Free senior rides are costing the city’s three transportation systems $37 million a year, according to a study to be released next week by the University of Illinois at Chicago.

This is not a new battle for Charles Paidock, secretary of the transportation lobbying group Citizens Taking Action. He lobbied for the original seniors program in 2008. In his view, the transit agencies have been trying to figure out a way to get rid of it ever since.

His group obtained a position paper that the RTA delivered to Illinois state lawmakers last year in support of a bill to repeal the 2008 mandate providing free rides for all seniors. Based on the preliminary results from the UIC study, the paper argues that, if rides were limited to low income seniors, the CTA alone would see an increase in fare revenue of up to $25 million.

Diane Palmer, communications director for the Regional Transportation Association, which oversees the three regional transit agencies, confirmed the numbers. “When legislation was passed, it was a mandate that said you will provide these services, with no funding,” she said. The RTA gave $500,000 to UIC to study the impact of free senior passes.

The Seniors Ride Free program was part of a long term transportation funding bill, passed in January 2008, which gave the three transit agencies $494 million in new, recurring funding.

In August 2009, the Illinois House considered a bill that would repeal the free ride program, and replace it with free rides for only low-income seniors. Other seniors would pay a reduced fare, similar to what they would have paid before the program. The House narrowly passed the bill, but it was defeated by just one vote in the Senate.

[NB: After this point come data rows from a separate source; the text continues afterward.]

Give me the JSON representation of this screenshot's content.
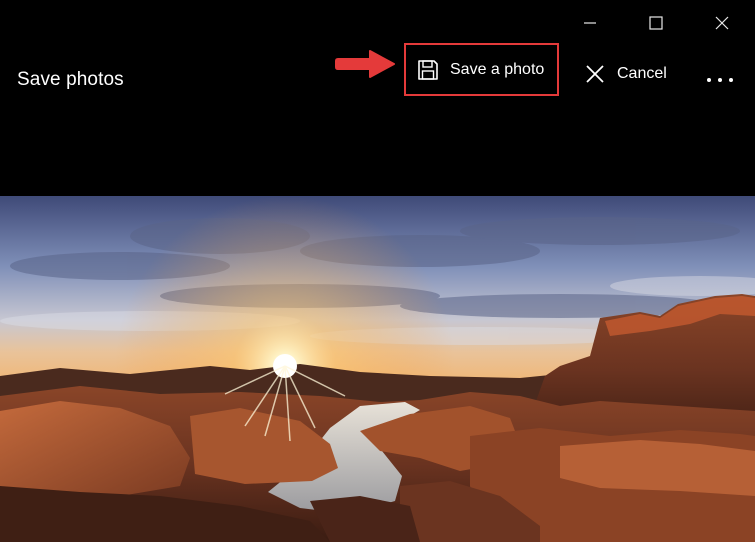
{
  "window": {
    "controls": {
      "minimize_icon": "minimize-icon",
      "maximize_icon": "maximize-icon",
      "close_icon": "close-icon"
    }
  },
  "commandbar": {
    "title": "Save photos",
    "save_label": "Save a photo",
    "save_icon": "floppy-disk-icon",
    "cancel_label": "Cancel",
    "cancel_icon": "x-icon",
    "more_icon": "more-ellipsis-icon"
  },
  "annotation": {
    "arrow_color": "#e43a3a",
    "highlight_color": "#e43a3a"
  },
  "photo": {
    "subject": "canyon-sunset-landscape"
  }
}
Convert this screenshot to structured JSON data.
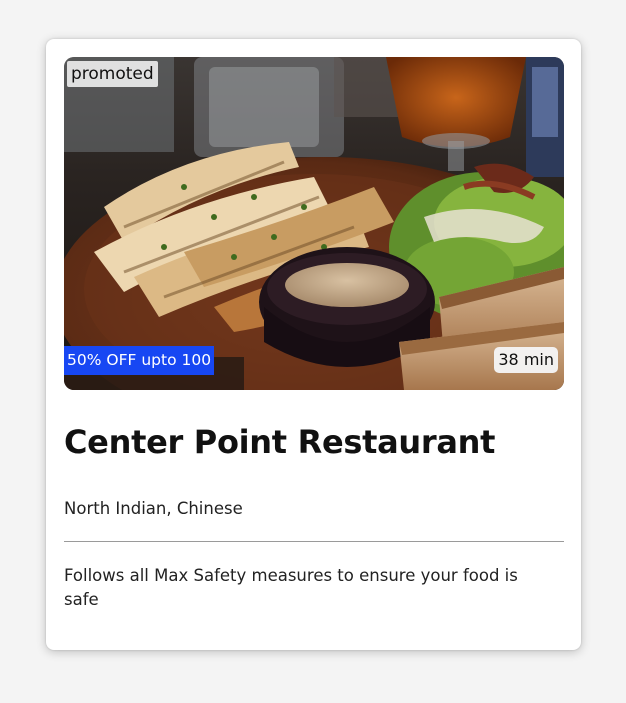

When the House bill surfaced last year, Paidock asked CTA officials if changing the scope of the program would allow them to hire back laid off workers, or increase or restore service, but he heard that the money would be used to fill current budget gaps. He argues that, contrary to the preliminary findings of the UIC study, reducing or eliminating free senior rides would add only $5 million to $10 million to the CTA’s budget.

According to the RTA, there are currently more than 400,000 seniors enrolled in the free ride program. Before the program started, about 142,000 seniors used a reduced fare program. The RTA commissioned a study by the University of Illinois at Chicago to find out how many seniors were riding the city’s three transit systems, and what it cost the transit systems to provide them with free rides.

A Northwestern University analysis of Census data found approximately 2,500 seniors living in Rogers Park. Of those seniors, about 1,800 would still qualify for free passes. The RTA would use the state’s definition of low income: $28,000 for one person and $37,000 for a family of two.

Palmer was careful Monday not to prejudge the outcome of the study. The RTA, she said, is looking into the idea of an income based fare system for seniors. “I’m not saying that’s our position, and low-income seniors would still ride free,” she said.

Paidock’s group has been through this all before. “There’s been any number of groups come and go,” he said. “We’ve worked with them all.” And though none of his members qualifies for the senior discount just yet, they’re ready to fight again.

“Are we going to go to battle again on this seniors thing?” Paidock asked members at their monthly meeting Monday. The group, it seems, is ready for the fight.